Each line of the material below with the word "name" is to be reported.
----
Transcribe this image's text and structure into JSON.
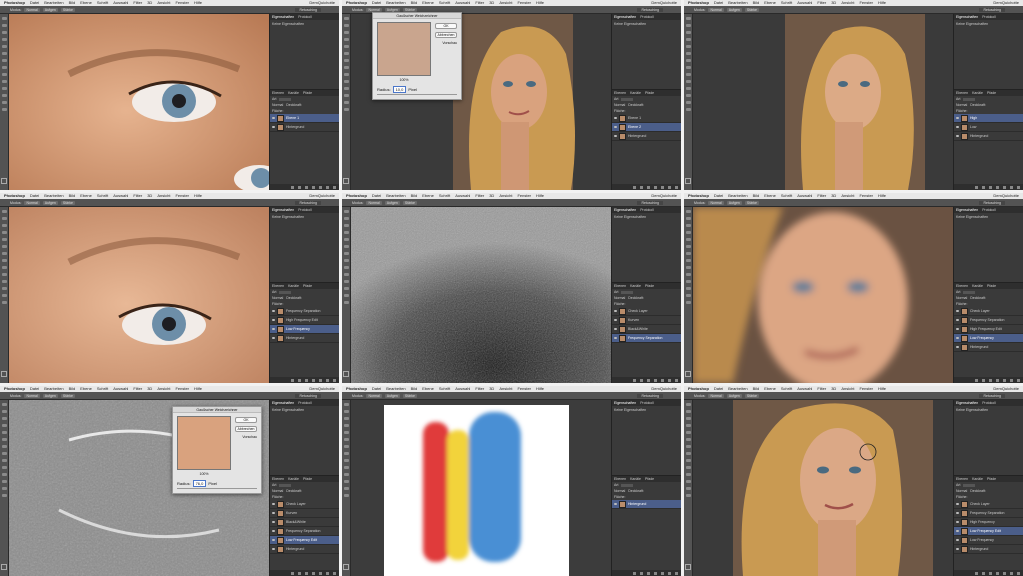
{
  "app": {
    "name": "Photoshop",
    "menu": [
      "Datei",
      "Bearbeiten",
      "Bild",
      "Ebene",
      "Schrift",
      "Auswahl",
      "Filter",
      "3D",
      "Ansicht",
      "Fenster",
      "Hilfe"
    ],
    "clock": "DemQuichotte",
    "workspace": "Retusching"
  },
  "options": {
    "modus_label": "Modus:",
    "modus_value": "Normal",
    "items": [
      "Aufgen",
      "Stärke"
    ]
  },
  "panels": {
    "tabs": [
      "Eigenschaften",
      "Protokoll"
    ],
    "props_title": "Keine Eigenschaften",
    "layer_tabs": [
      "Ebenen",
      "Kanäle",
      "Pfade"
    ],
    "filter_label": "Art",
    "blend": "Normal",
    "opacity": "Deckkraft:",
    "fill": "Fläche:"
  },
  "dialog": {
    "title": "Gaußscher Weichzeichner",
    "ok": "OK",
    "cancel": "Abbrechen",
    "preview": "Vorschau",
    "zoom": "100%",
    "radius_label": "Radius:",
    "unit": "Pixel"
  },
  "frames": [
    {
      "name": "frame-1",
      "layers": [
        {
          "label": "Ebene 1"
        },
        {
          "label": "Hintergrund"
        }
      ],
      "selected": 0
    },
    {
      "name": "frame-2",
      "layers": [
        {
          "label": "Ebene 1"
        },
        {
          "label": "Ebene 2"
        },
        {
          "label": "Hintergrund"
        }
      ],
      "selected": 1,
      "radius": "10,0"
    },
    {
      "name": "frame-3",
      "layers": [
        {
          "label": "High"
        },
        {
          "label": "Low"
        },
        {
          "label": "Hintergrund"
        }
      ],
      "selected": 0
    },
    {
      "name": "frame-4",
      "layers": [
        {
          "label": "Frequency Separation"
        },
        {
          "label": "High Frequency Edit"
        },
        {
          "label": "Low Frequency"
        },
        {
          "label": "Hintergrund"
        }
      ],
      "selected": 2
    },
    {
      "name": "frame-5",
      "layers": [
        {
          "label": "Check Layer"
        },
        {
          "label": "Kurven"
        },
        {
          "label": "Black&White"
        },
        {
          "label": "Frequency Separation"
        }
      ],
      "selected": 3
    },
    {
      "name": "frame-6",
      "layers": [
        {
          "label": "Check Layer"
        },
        {
          "label": "Frequency Separation"
        },
        {
          "label": "High Frequency Edit"
        },
        {
          "label": "Low Frequency"
        },
        {
          "label": "Hintergrund"
        }
      ],
      "selected": 3
    },
    {
      "name": "frame-7",
      "layers": [
        {
          "label": "Check Layer"
        },
        {
          "label": "Kurven"
        },
        {
          "label": "Black&White"
        },
        {
          "label": "Frequency Separation"
        },
        {
          "label": "Low Frequency Edit"
        },
        {
          "label": "Hintergrund"
        }
      ],
      "selected": 4,
      "radius": "76,0"
    },
    {
      "name": "frame-8",
      "layers": [
        {
          "label": "Hintergrund"
        }
      ],
      "selected": 0
    },
    {
      "name": "frame-9",
      "layers": [
        {
          "label": "Check Layer"
        },
        {
          "label": "Frequency Separation"
        },
        {
          "label": "High Frequency"
        },
        {
          "label": "Low Frequency Edit"
        },
        {
          "label": "Low Frequency"
        },
        {
          "label": "Hintergrund"
        }
      ],
      "selected": 3
    }
  ],
  "colors": {
    "ui_dark": "#3c3c3c",
    "panel": "#3a3a3a",
    "selection": "#4b5e8a",
    "skin": "#d9a27e",
    "hair": "#c99a52",
    "brush_red": "#e03a3a",
    "brush_yellow": "#f2d33a",
    "brush_blue": "#4a8fd4"
  }
}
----
*REPLY*
    "name": "Photoshop",
      "name": "frame-1",
      "name": "frame-2",
      "name": "frame-3",
      "name": "frame-4",
      "name": "frame-5",
      "name": "frame-6",
      "name": "frame-7",
      "name": "frame-8",
      "name": "frame-9",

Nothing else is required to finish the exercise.